This week I had the great opportunity to interview Albert “Spider” Valladares, a 25-year old Miami native who is a real inspiration to those of us interested in parkour, free running, and bodyweight sports. He’s currently starring in the role as the werewolf on MTV’s hit new show Teen Wolf. His background is impressive – he’s been a professional wrestler; has been featured as a professional free runner (including being on G4’s Jump City); and is now really starting to make a name as a stuntman and actor. (Before he joined Teen Wolf, you may have seen him jumping off buildings on Burn Notice or CSI: Miami. His training and athleticism is awesome and I think you’ll all appreciate some of the insights and advice he has to offer:
GBT: Hey spider, it’s a real pleasure to talk with you. First of all, congratulations on getting the role as the werewolf on MTV’s hit new show Teen Wolf. It seems to be a really big production show. You have such a varied background from wrestling, to free running, to stuntman and actor, yet I imagine all of these things really complement each other. So, thanks for taking some time to answer a few questions for our GBT fans!
To begin with, I think that to accomplish all of the things that you have takes extraordinary discipline.
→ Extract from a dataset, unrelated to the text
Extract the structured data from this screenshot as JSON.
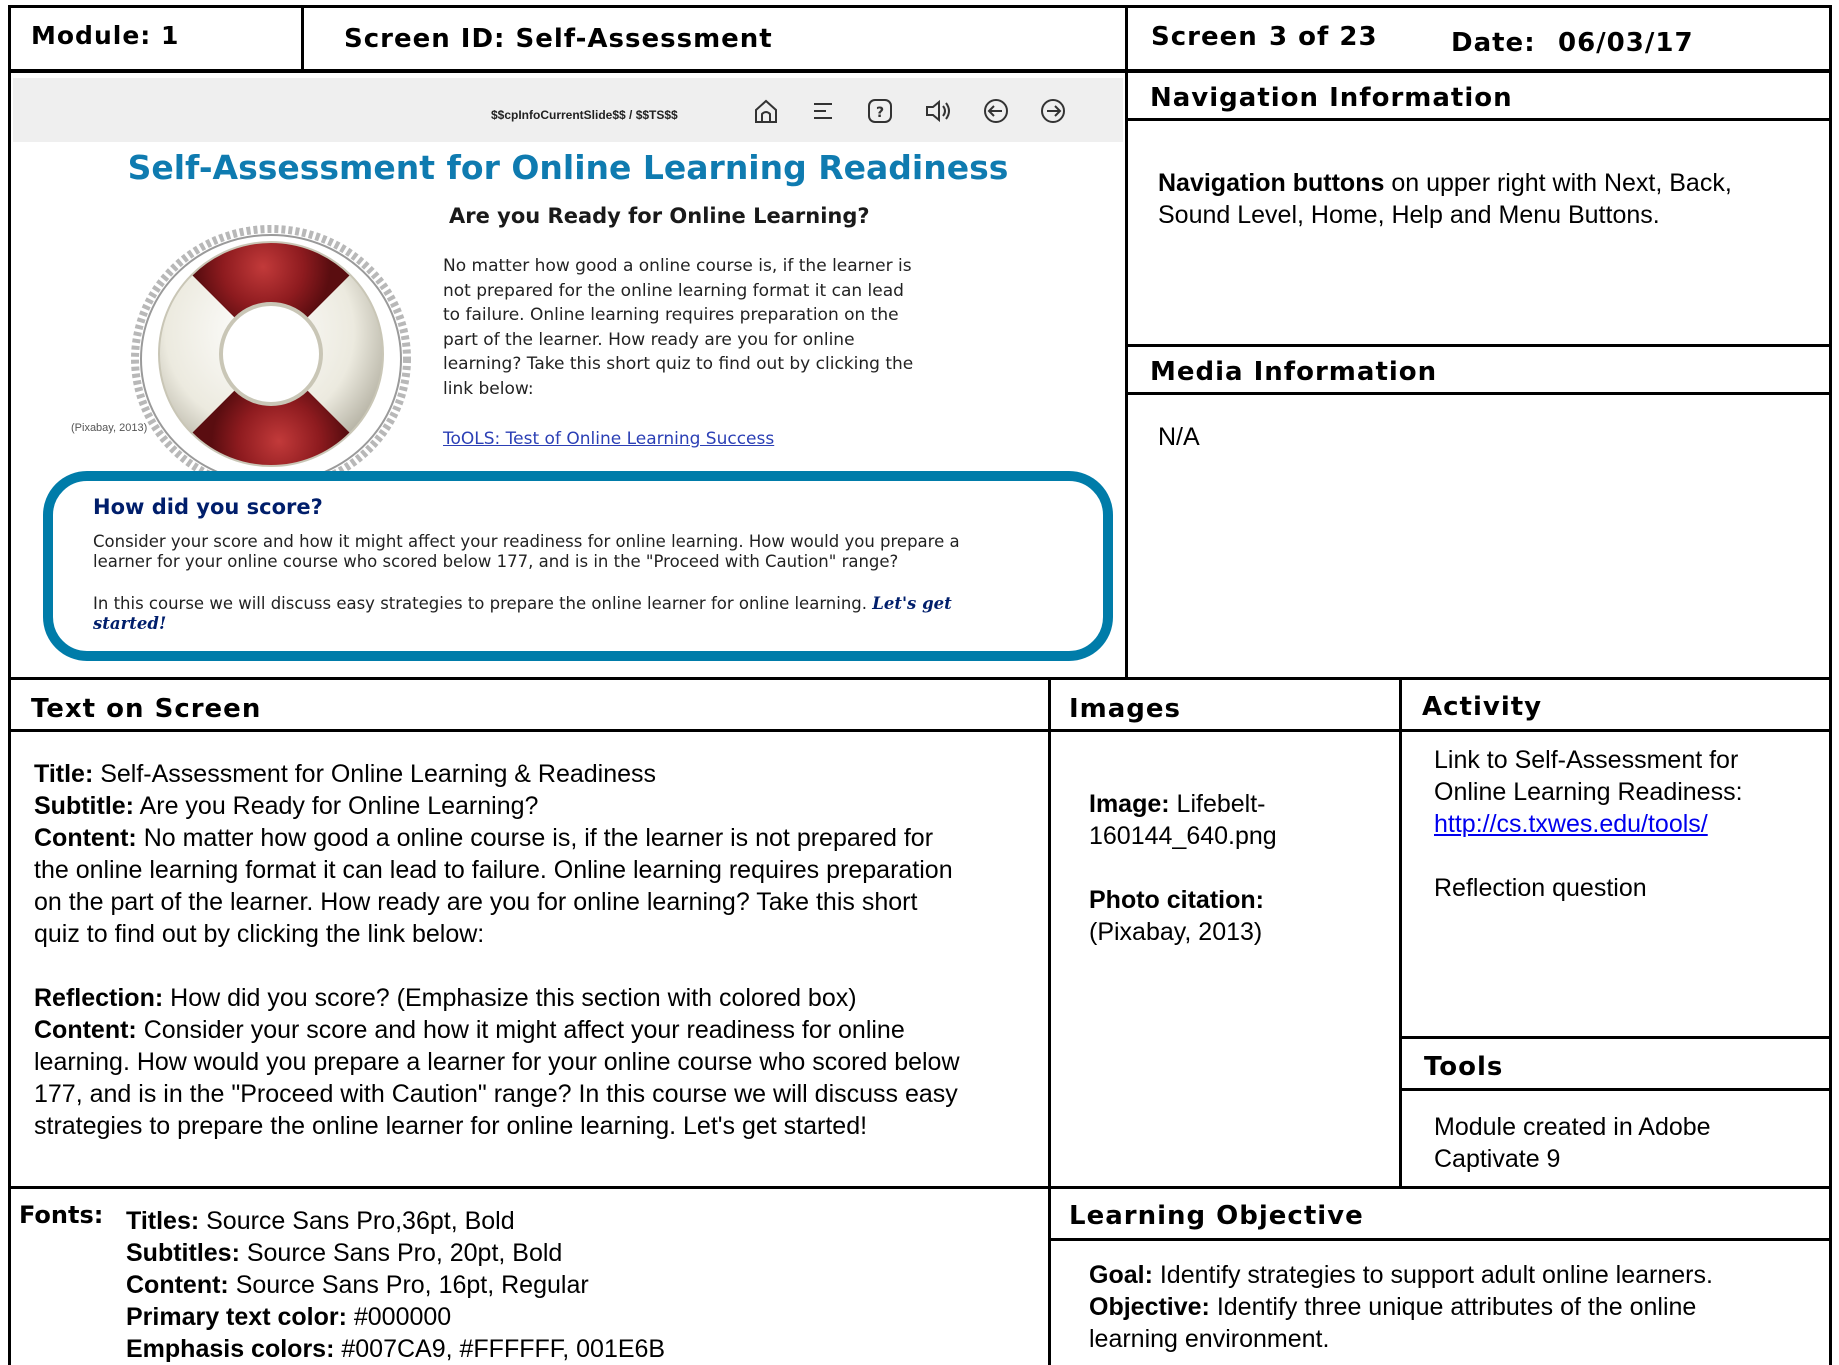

How would you explain your training philosophy?
SPIDER: The way I see it is that you need to have competition within yourself, trying to push yourself, but keeping it easy and staying carefully to your limits. I always try to push the envelope, but without risking injury. And, always remember to have fun with what you’re doing!
GBT: As you know our site is dedicated to bodyweight training. What kind of role have BW exercises played in your conditioning and development as an athlete?
SPIDER: As a freerunner, it’s always good to get used to moving with your own bodyweight. Bodyweight training goes a long way in helping you develop fast, controlled movements. You don’t necessarily have to be in the gym lifting weights all of the time.
GBT: We use quadrapedal (animal) movements all the time at GBT, and I know they are an essential part of parkour and free running. How did you take it to the next level and become the Werewolf?
SPIDER: Well, I studied a lot of videos on YouTube of tigers and lions hunting and just tried to mimic their movements, like their bouncing and running style. It helped to get the animal like movement down. And then I would add some parkour flavor to the animal movements.
GBT: I would imagine you play a big part in the creative process when setting up the stunts, since you can see all of the movement possibilities from the perspective of a free runner and traceur. How does that process work?
SPIDER: The process is not just me – me and the stunt coordinator gather around the set and look at what would be the most dramatic movements. We think about it from the perspective of what an animal would be like going after his prey, and then work out different movements.
GBT: How many hours do you spend in make up, transforming into the werewolf? And how tough is it to move when you’re in the full suit?
SPIDER: The make up process takes about 3 hours, and It takes 40 minutes to come off. But, it doesn’t restrict any movement and I can see perfectly so it makes all the movements easy to work with.
GBT: What advice would you give to someone who wants to get started in free running/parkour or stunt work?
SPIDER: There are a lot of free running schools opening up around the country. For example, there is a school in California (the Tempest Freerunning Academy) and another free running school down in Miami (Miami Freerunning and Parkour Academy) , and another one in Washington DC. But even if you don’t live near any of those places you can always go to your local gymnastics gym and set up some stuff and practice till you feel confident with your moves, and then take it outside. Always train at your own comfortable pace!
GBT: Thanks so much for giving us the time man, and we look forward to see your career continue to develop and progress.